Only Lovers Left Alive
(Sony Pictures Classics)

In Theaters

If you see one movie this weekend, make it Only Lovers Left Alive.  In what could be Jim Jarmusch’s best work, Tilda Swinton and Tom Hiddleston play centuries-old vampires who offer witty musings on existence while traversing Detroit and Tangier by night.  As of now, it’s my #3 movie of the year behind The Grand Budapest Hotel and The Past, and might be #2 if The Past is deemed a 2013 release.

If you have time for another movie, see Only Lovers Left Alive again, and if there’s room for a third, check out God’s Pocket.  Directed by Mad Men‘s John Slattery, the dark drama features one of Philip Seymour Hoffman’s final performances and strong supporting turns from Christina Hendricks, John Turturro, and Eddie Marsan.

I missed the press screening for The Railway Man two weeks ago, so I’ll be playing catch-up with this tale of a British former P.O.W. (Colin Firth) suffering from PTSD who seeks revenge on his Japanese torturer.  Nicole Kidman and Stellan Skarsgård also star.  The other newbies are Godzilla, touted by many major market critics as the best blockbuster in years, and Million Dollar Arm.  Keeping the Mad Men theme going, the Jon Hamm vehicle looks like your average sappy sports movie, but whose screenplay by Tom McCarthy (Win Win) makes its Indian baseball (no, not like Major League) story far more interesting.

Fleeing the Scene

Finding Vivian Maier proved that Asheville can occasionally support a documentary and ends its improbable three-week run.  Elsewhere, Blue Ruin and Particle Fever rightfully flopped and NeighborsThe Amazing Spider-Man 2, and Legends of Oz: Dorothy’s Return have been cut back to a single screen apiece.

(Warner Bros.)
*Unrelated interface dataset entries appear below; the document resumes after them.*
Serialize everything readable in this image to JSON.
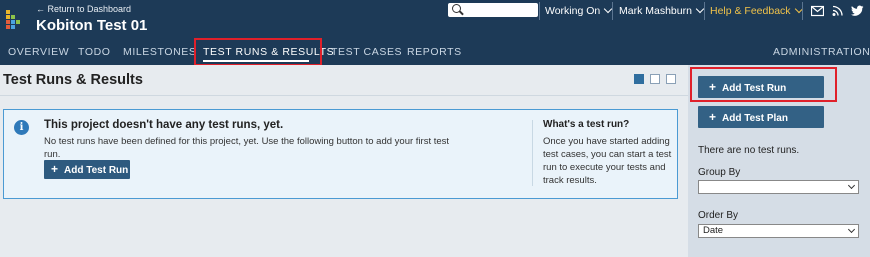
{
  "header": {
    "back_link": "← Return to Dashboard",
    "project_title": "Kobiton Test 01",
    "search": {
      "placeholder": ""
    },
    "status_menu": "Working On",
    "user_menu": "Mark Mashburn",
    "help_menu": "Help & Feedback",
    "icons": [
      "mail-icon",
      "rss-icon",
      "twitter-icon"
    ]
  },
  "nav": {
    "tabs": [
      {
        "label": "OVERVIEW"
      },
      {
        "label": "TODO"
      },
      {
        "label": "MILESTONES"
      },
      {
        "label": "TEST RUNS & RESULTS",
        "active": true
      },
      {
        "label": "TEST CASES"
      },
      {
        "label": "REPORTS"
      }
    ],
    "admin": "ADMINISTRATION"
  },
  "main": {
    "title": "Test Runs & Results",
    "view_icons": [
      "compact-view-icon",
      "list-view-icon",
      "detail-view-icon"
    ],
    "info": {
      "title": "This project doesn't have any test runs, yet.",
      "text": "No test runs have been defined for this project, yet. Use the following button to add your first test run.",
      "button": "Add Test Run",
      "side_title": "What's a test run?",
      "side_text": "Once you have started adding test cases, you can start a test run to execute your tests and track results."
    }
  },
  "sidebar": {
    "add_run": "Add Test Run",
    "add_plan": "Add Test Plan",
    "empty_text": "There are no test runs.",
    "group_by_label": "Group By",
    "group_by_value": "",
    "order_by_label": "Order By",
    "order_by_value": "Date"
  },
  "colors": {
    "header_bg": "#1d3a57",
    "button": "#2e5a7f",
    "highlight": "#e0202a",
    "help": "#f0c24a",
    "info_border": "#4b9ad3"
  }
}
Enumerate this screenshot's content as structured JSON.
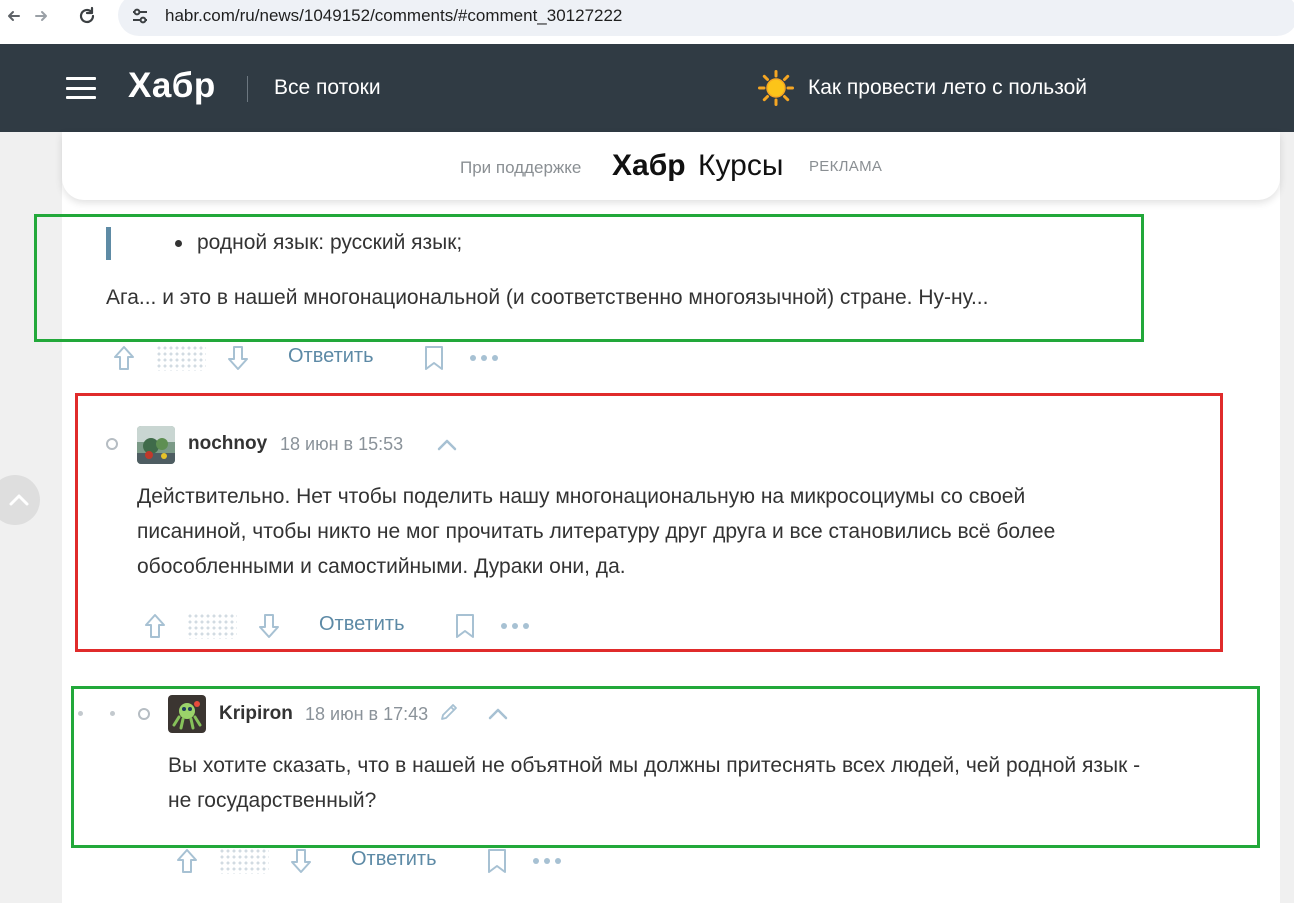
{
  "browser": {
    "url": "habr.com/ru/news/1049152/comments/#comment_30127222"
  },
  "header": {
    "logo": "Хабр",
    "flows_label": "Все потоки",
    "promo_text": "Как провести лето с пользой",
    "promo_icon": "sun-icon"
  },
  "sponsor": {
    "support_label": "При поддержке",
    "brand": "Хабр",
    "brand_suffix": "Курсы",
    "ad_label": "РЕКЛАМА"
  },
  "colors": {
    "header_bg": "#303b44",
    "highlight_green": "#22a83a",
    "highlight_red": "#e02b2b",
    "reply_link": "#5d8aa6",
    "vote_icon": "#a7c1d3"
  },
  "comments": [
    {
      "quote": "родной язык: русский язык;",
      "text": "Ага... и это в нашей многонациональной (и соответственно многоязычной) стране. Ну-ну...",
      "reply_label": "Ответить"
    },
    {
      "author": "nochnoy",
      "timestamp": "18 июн в 15:53",
      "text_lines": [
        "Действительно. Нет чтобы поделить нашу многонациональную на микросоциумы со своей",
        "писаниной, чтобы никто не мог прочитать литературу друг друга и все становились всё более",
        "обособленными и самостийными. Дураки они, да."
      ],
      "reply_label": "Ответить"
    },
    {
      "author": "Kripiron",
      "timestamp": "18 июн в 17:43",
      "text_lines": [
        "Вы хотите сказать, что в нашей не объятной мы должны притеснять всех людей, чей родной язык -",
        "не государственный?"
      ],
      "reply_label": "Ответить"
    }
  ]
}
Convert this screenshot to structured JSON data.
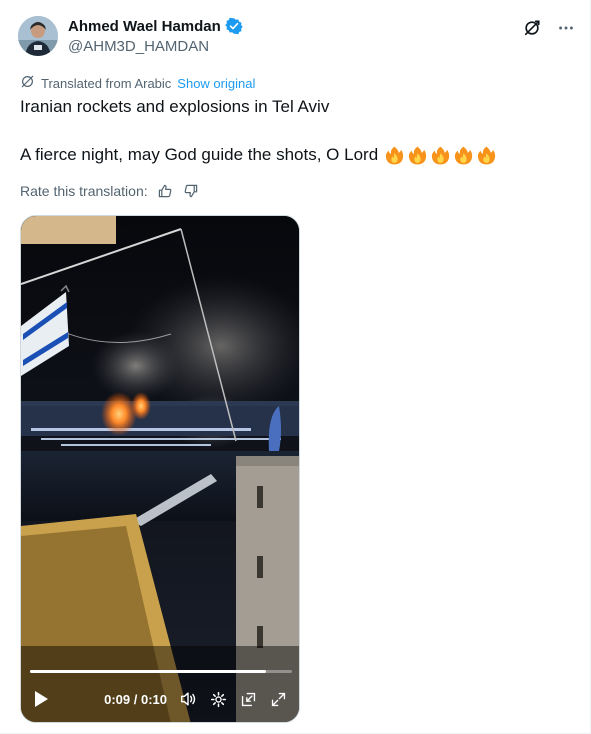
{
  "author": {
    "display_name": "Ahmed Wael Hamdan",
    "handle": "@AHM3D_HAMDAN",
    "verified": true
  },
  "header_actions": {
    "icons": [
      "grok-icon",
      "more-icon"
    ]
  },
  "translation": {
    "label": "Translated from Arabic",
    "show_original": "Show original"
  },
  "tweet": {
    "line1": "Iranian rockets and explosions in Tel Aviv",
    "line2": "A fierce night, may God guide the shots, O Lord",
    "emoji_count": 5
  },
  "rate": {
    "label": "Rate this translation:"
  },
  "video": {
    "current_time": "0:09",
    "duration": "0:10",
    "time_display": "0:09 / 0:10",
    "progress": 0.9
  },
  "colors": {
    "accent": "#1d9bf0",
    "text": "#0f1419",
    "muted": "#536471"
  }
}
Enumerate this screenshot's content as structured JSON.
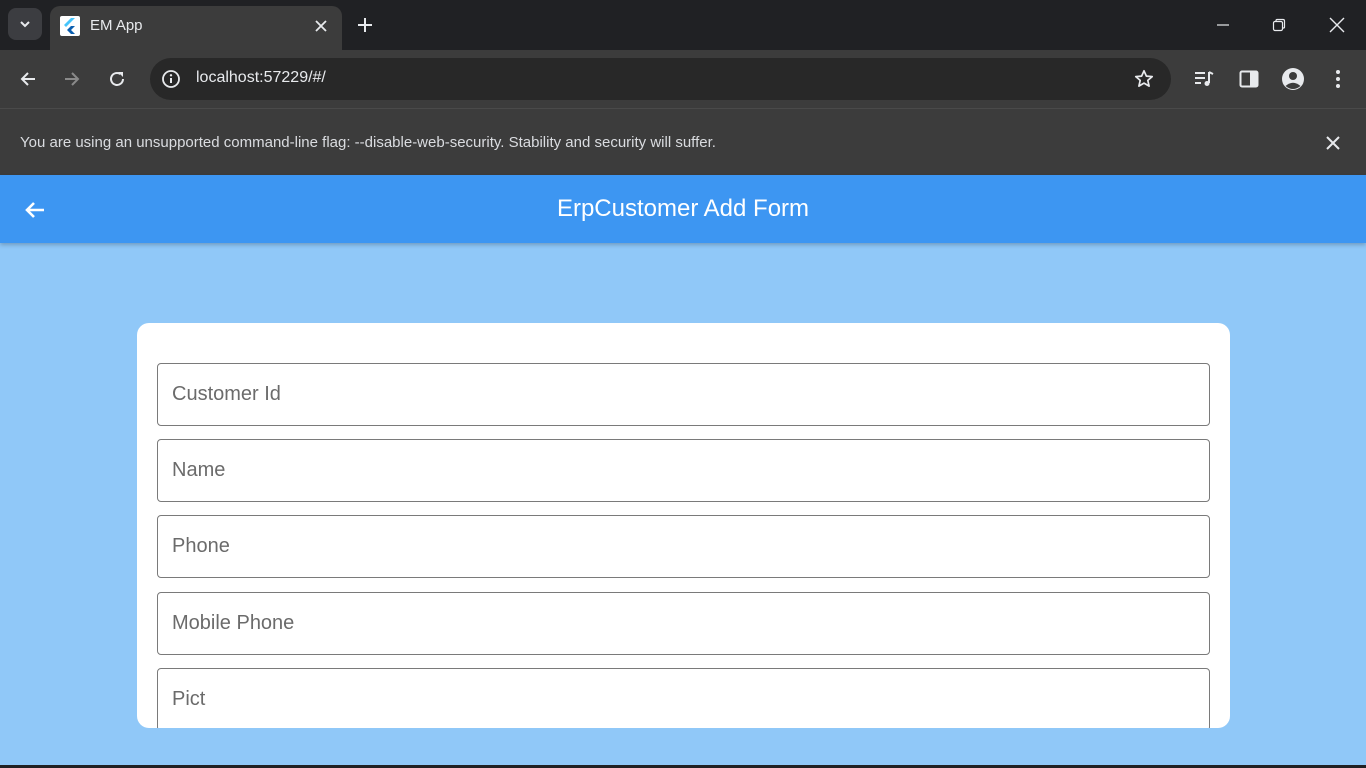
{
  "browser": {
    "tab_title": "EM App",
    "url": "localhost:57229/#/",
    "infobar_text": "You are using an unsupported command-line flag: --disable-web-security. Stability and security will suffer."
  },
  "app": {
    "title": "ErpCustomer Add Form",
    "fields": [
      {
        "placeholder": "Customer Id",
        "value": ""
      },
      {
        "placeholder": "Name",
        "value": ""
      },
      {
        "placeholder": "Phone",
        "value": ""
      },
      {
        "placeholder": "Mobile Phone",
        "value": ""
      },
      {
        "placeholder": "Pict",
        "value": ""
      }
    ]
  },
  "icons": {
    "tab_search": "chevron-down-icon",
    "favicon": "flutter-logo-icon",
    "tab_close": "close-icon",
    "new_tab": "plus-icon",
    "minimize": "minimize-icon",
    "restore": "restore-icon",
    "close_window": "close-icon",
    "back": "arrow-left-icon",
    "forward": "arrow-right-icon",
    "reload": "reload-icon",
    "site_info": "info-icon",
    "bookmark": "star-icon",
    "media": "media-control-icon",
    "side_panel": "side-panel-icon",
    "profile": "profile-icon",
    "menu": "kebab-menu-icon"
  },
  "colors": {
    "appbar": "#3d96f2",
    "app_background": "#90c8f8",
    "card": "#ffffff"
  }
}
Spike Jonze’s masterful Her and the erotic French thriller Stranger by the Lake are two highly recommended and vastly different new options.  Even though Michel Godry’s last film, The We and the I, was a near-total mess, I’m curious to check out his animated conversation with Noam Chomsky, Is the Man Who Is Tall Happy?  I have no desire, however, to revisit two of the year’s worst offering to date, I, Frankenstein (which my Citizen-Times colleague Bruce Steele gave an “F”) and That Awkward Moment (which got failing marks from me).

On Netflix Instant

An unusual yet exciting range of titles this week, starting with Michael Bay’s best film, Pain & Gain, and Joss Whedon’s fun, low-budget production of Much Ado About Nothing.  The aforementioned Stranger by the Lake and Is the Man Who Is Tall Happy? are also available, and while I didn’t go gaga over Abbas Kiarostami’s Like Someone in LoveI respect its artistry and reserved storytelling.  Conversely, I admire less about the MacArthur-in-Japan flick Emperor and its goofy Matthew Fox performance and next to nothing about animated monstrosity Free Birds, one of my ten worst films of 2013.  The sound of Owen Wilson screaming still haunts me on certain nights.